We asked the band and director to tell us a little bit about how the song and video came together.
The Loom singer John Fanning:
We chose "For the Hooves That Gallop, and the Heels That March" as the first song that we wanted to share from our new record Teeth, because I think it represents really well where we imagine ourselves to be as a band, both sonically and lyrically. We have a kind of dual love of things folky and quiet, as well as abrasive and dissonant (we also really love relentless and hypnotic percussion), and all of those things sort of exist in this song in various ways. Also, one of the main ideas that we try to explore on Teeth is the constant search for joy that most of us go through, despite the hardships we encounter along the way, and if "Hooves" is trying to say anything, it's really just trying to acknowledge that no matter how hard or wonderful things get (a contrast we try to represent by having both serene and abrasive moments in the song), there's really no choice but to just keep going. And that often, the things that you initially experience as hardship can later reveal themselves to be the most illuminating and rewarding.
Director Ben Stamper:

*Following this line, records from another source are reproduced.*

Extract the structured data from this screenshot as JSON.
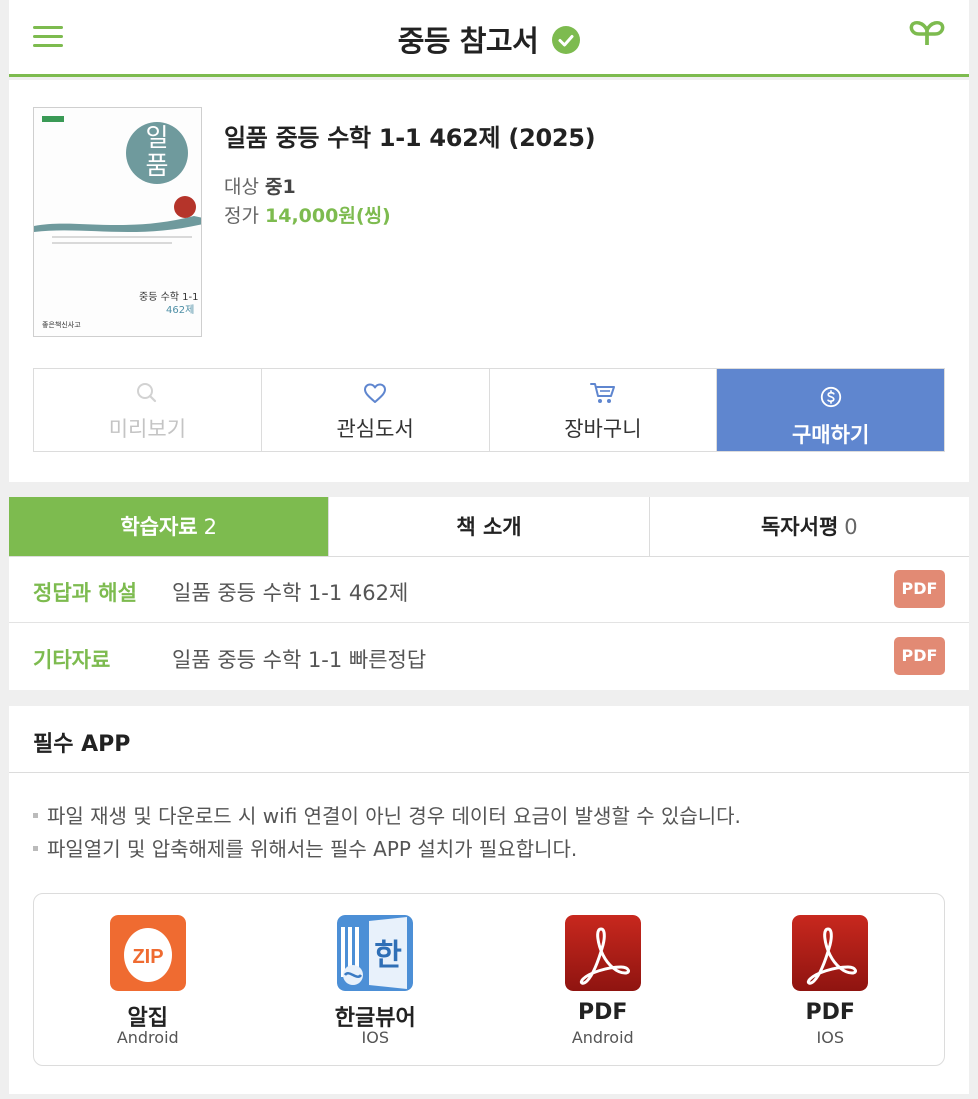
{
  "header": {
    "title": "중등 참고서",
    "menu_icon": "hamburger-menu-icon",
    "verified_icon": "check-circle-icon",
    "logo_icon": "open-book-icon",
    "accent_color": "#7dbb4f"
  },
  "book": {
    "title": "일품 중등 수학 1-1 462제 (2025)",
    "target_label": "대상",
    "target_value": "중1",
    "price_label": "정가",
    "price_value": "14,000원(씽)",
    "cover": {
      "brand": "일품",
      "series": "중등 수학 1-1",
      "count": "462제",
      "publisher": "좋은책신사고"
    }
  },
  "actions": [
    {
      "label": "미리보기",
      "icon": "search-icon",
      "enabled": false
    },
    {
      "label": "관심도서",
      "icon": "heart-icon",
      "enabled": true
    },
    {
      "label": "장바구니",
      "icon": "cart-icon",
      "enabled": true
    },
    {
      "label": "구매하기",
      "icon": "won-coin-icon",
      "enabled": true,
      "color": "#5f86cf"
    }
  ],
  "tabs": [
    {
      "label": "학습자료",
      "count": "2",
      "active": true
    },
    {
      "label": "책 소개",
      "count": "",
      "active": false
    },
    {
      "label": "독자서평",
      "count": "0",
      "active": false
    }
  ],
  "resources": [
    {
      "category": "정답과 해설",
      "name": "일품 중등 수학 1-1 462제",
      "button": "PDF"
    },
    {
      "category": "기타자료",
      "name": "일품 중등 수학 1-1 빠른정답",
      "button": "PDF"
    }
  ],
  "apps_section": {
    "title": "필수 APP",
    "notices": [
      "파일 재생 및 다운로드 시 wifi 연결이 아닌 경우 데이터 요금이 발생할 수 있습니다.",
      "파일열기 및 압축해제를 위해서는 필수 APP 설치가 필요합니다."
    ],
    "apps": [
      {
        "name": "알집",
        "os": "Android",
        "icon": "alzip-icon"
      },
      {
        "name": "한글뷰어",
        "os": "IOS",
        "icon": "hangul-viewer-icon"
      },
      {
        "name": "PDF",
        "os": "Android",
        "icon": "acrobat-pdf-icon"
      },
      {
        "name": "PDF",
        "os": "IOS",
        "icon": "acrobat-pdf-icon"
      }
    ]
  }
}
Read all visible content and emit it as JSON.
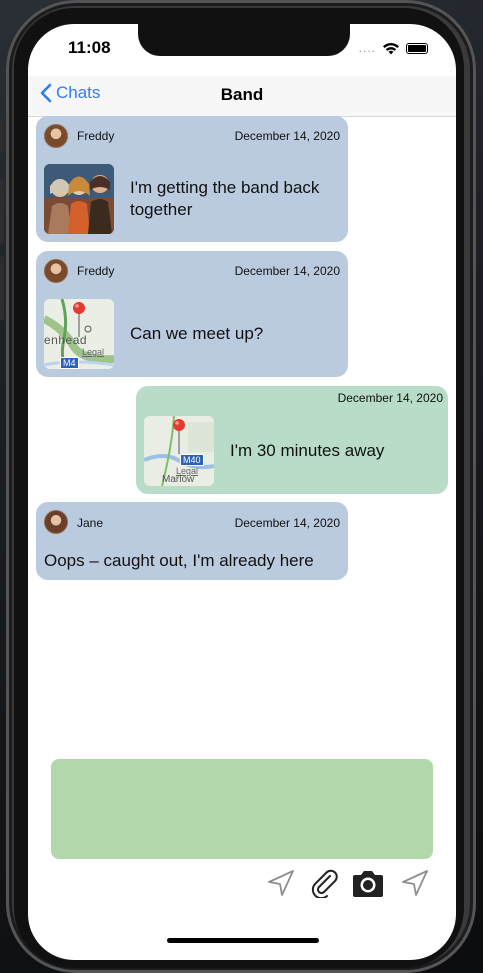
{
  "status": {
    "time": "11:08",
    "signal": "....",
    "icons": [
      "wifi-icon",
      "battery-icon"
    ]
  },
  "navbar": {
    "back_label": "Chats",
    "title": "Band"
  },
  "messages": [
    {
      "direction": "incoming",
      "sender": "Freddy",
      "date": "December 14, 2020",
      "attachment": "photo",
      "text_line1": "I'm getting the band back",
      "text_line2": "together"
    },
    {
      "direction": "incoming",
      "sender": "Freddy",
      "date": "December 14, 2020",
      "attachment": "map",
      "map_label_main": "enhead",
      "map_label_legal": "Legal",
      "map_label_road": "M4",
      "text": "Can we meet up?"
    },
    {
      "direction": "outgoing",
      "date": "December 14, 2020",
      "attachment": "map",
      "map_label_road": "M40",
      "map_label_legal": "Legal",
      "map_label_main": "Marlow",
      "text": "I'm 30 minutes away"
    },
    {
      "direction": "incoming",
      "sender": "Jane",
      "date": "December 14, 2020",
      "text": "Oops – caught out, I'm already here"
    }
  ],
  "composer": {
    "value": ""
  },
  "toolbar": {
    "icons": [
      "location-arrow-icon",
      "paperclip-icon",
      "camera-icon",
      "send-icon"
    ]
  },
  "colors": {
    "incoming_bubble": "#bacbdf",
    "outgoing_bubble": "#b9dcc8",
    "composer": "#b1d7ab",
    "accent": "#2f7cf6"
  }
}
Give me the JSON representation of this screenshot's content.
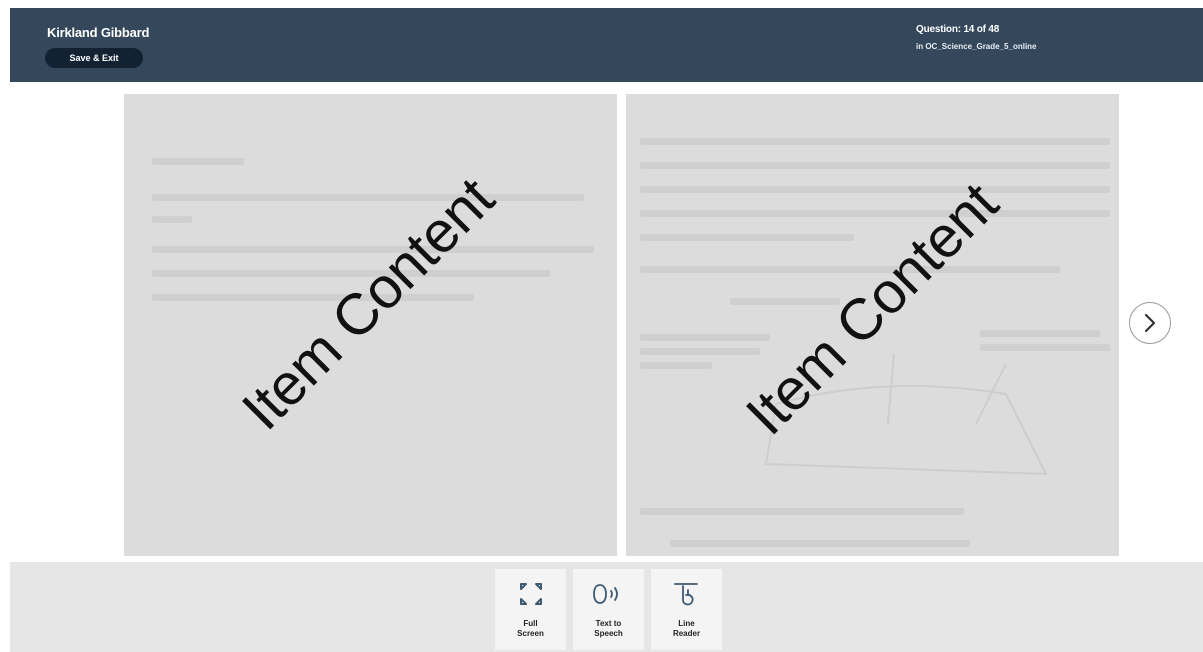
{
  "header": {
    "student_name": "Kirkland Gibbard",
    "save_exit_label": "Save & Exit",
    "question_counter": "Question: 14 of 48",
    "test_name": "in OC_Science_Grade_5_online"
  },
  "content": {
    "left_panel": {
      "watermark": "Item Content"
    },
    "right_panel": {
      "watermark": "Item Content"
    },
    "next_icon": "chevron-right-icon"
  },
  "toolbar": {
    "tools": [
      {
        "line1": "Full",
        "line2": "Screen",
        "icon": "full-screen-icon"
      },
      {
        "line1": "Text to",
        "line2": "Speech",
        "icon": "text-to-speech-icon"
      },
      {
        "line1": "Line",
        "line2": "Reader",
        "icon": "line-reader-icon"
      }
    ]
  },
  "colors": {
    "header_bg": "#34475b",
    "button_bg": "#132233",
    "panel_bg": "#dcdcdc",
    "toolbar_bg": "#e6e6e6",
    "tool_icon": "#3d5a73"
  }
}
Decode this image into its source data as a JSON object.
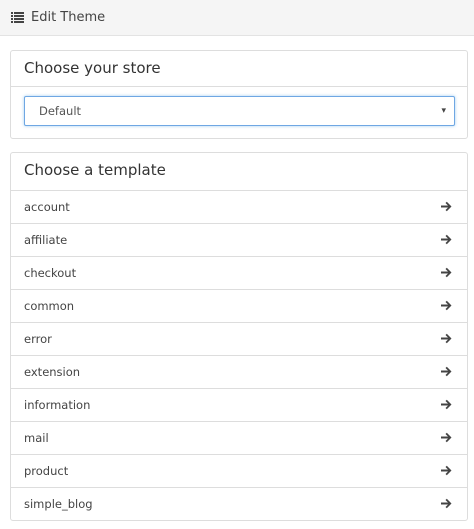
{
  "header": {
    "title": "Edit Theme",
    "icon": "list-icon"
  },
  "store_panel": {
    "title": "Choose your store",
    "select": {
      "selected": "Default",
      "caret": "▾"
    }
  },
  "template_panel": {
    "title": "Choose a template",
    "arrow_icon": "arrow-right-icon",
    "items": [
      {
        "label": "account"
      },
      {
        "label": "affiliate"
      },
      {
        "label": "checkout"
      },
      {
        "label": "common"
      },
      {
        "label": "error"
      },
      {
        "label": "extension"
      },
      {
        "label": "information"
      },
      {
        "label": "mail"
      },
      {
        "label": "product"
      },
      {
        "label": "simple_blog"
      }
    ]
  },
  "colors": {
    "header_bg": "#f5f5f5",
    "border": "#dddddd",
    "focus_border": "#6fa7e3",
    "text": "#333333"
  }
}
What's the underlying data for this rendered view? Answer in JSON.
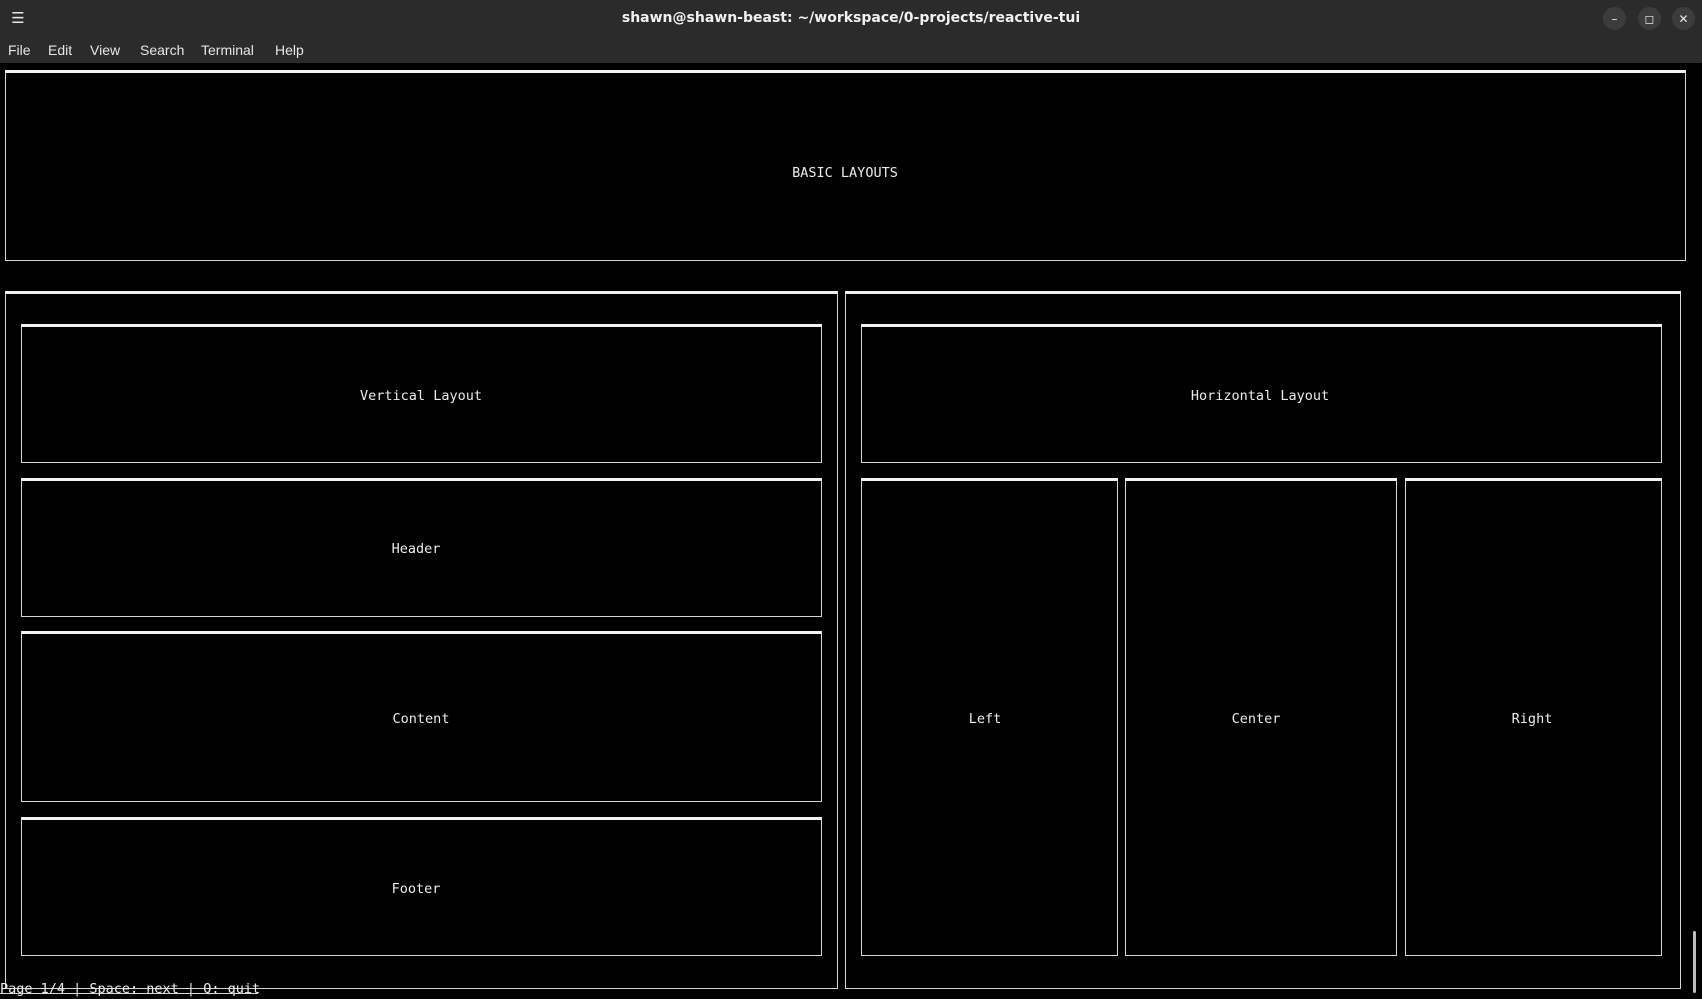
{
  "window": {
    "title": "shawn@shawn-beast: ~/workspace/0-projects/reactive-tui",
    "menu_icon": "hamburger-menu-icon",
    "minimize_icon": "minimize-icon",
    "maximize_icon": "maximize-icon",
    "close_icon": "close-icon",
    "minimize_glyph": "–",
    "maximize_glyph": "◻",
    "close_glyph": "✕",
    "menu_glyph": "☰"
  },
  "menubar": {
    "items": [
      "File",
      "Edit",
      "View",
      "Search",
      "Terminal",
      "Help"
    ]
  },
  "tui": {
    "title": "BASIC LAYOUTS",
    "vertical": {
      "label": "Vertical Layout",
      "header": "Header",
      "content": "Content",
      "footer": "Footer"
    },
    "horizontal": {
      "label": "Horizontal Layout",
      "left": "Left",
      "center": "Center",
      "right": "Right"
    },
    "status": "Page 1/4 | Space: next | Q: quit"
  },
  "colors": {
    "titlebar_bg": "#2b2b2b",
    "terminal_bg": "#000000",
    "terminal_fg": "#ececec",
    "border": "#d6d6d6"
  }
}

I wanted the look of the video to be dreamlike and surreal, but also timeless, which led me to incorporate lots of greens, blues and earth-tones, as well as a mixture of real-time and slow motion and a lot of the imagery of antique and dilapidated objects and structures. Conceptually, based upon my experience with and interpretation of the song, I was working with the idea that the stories and experiences we collect in life, represented here by the various objects that the wanderer gathers along his way, are both burdening and liberating, and if we are faithful to bear them to the end, they may have the power to liberate others, as well. There is no experience in this life that is wholly good or wholly bad. Always there exists that tension between the opposing forces. The fire that warms is the fire that burns, etc. Ultimately, we don't know what purpose our unique set of trials holds; all we can hope for is that there will be a time when we can cash them in for some sort of joy. In this case, the wandering man at least attempts to use his burden toward some good end.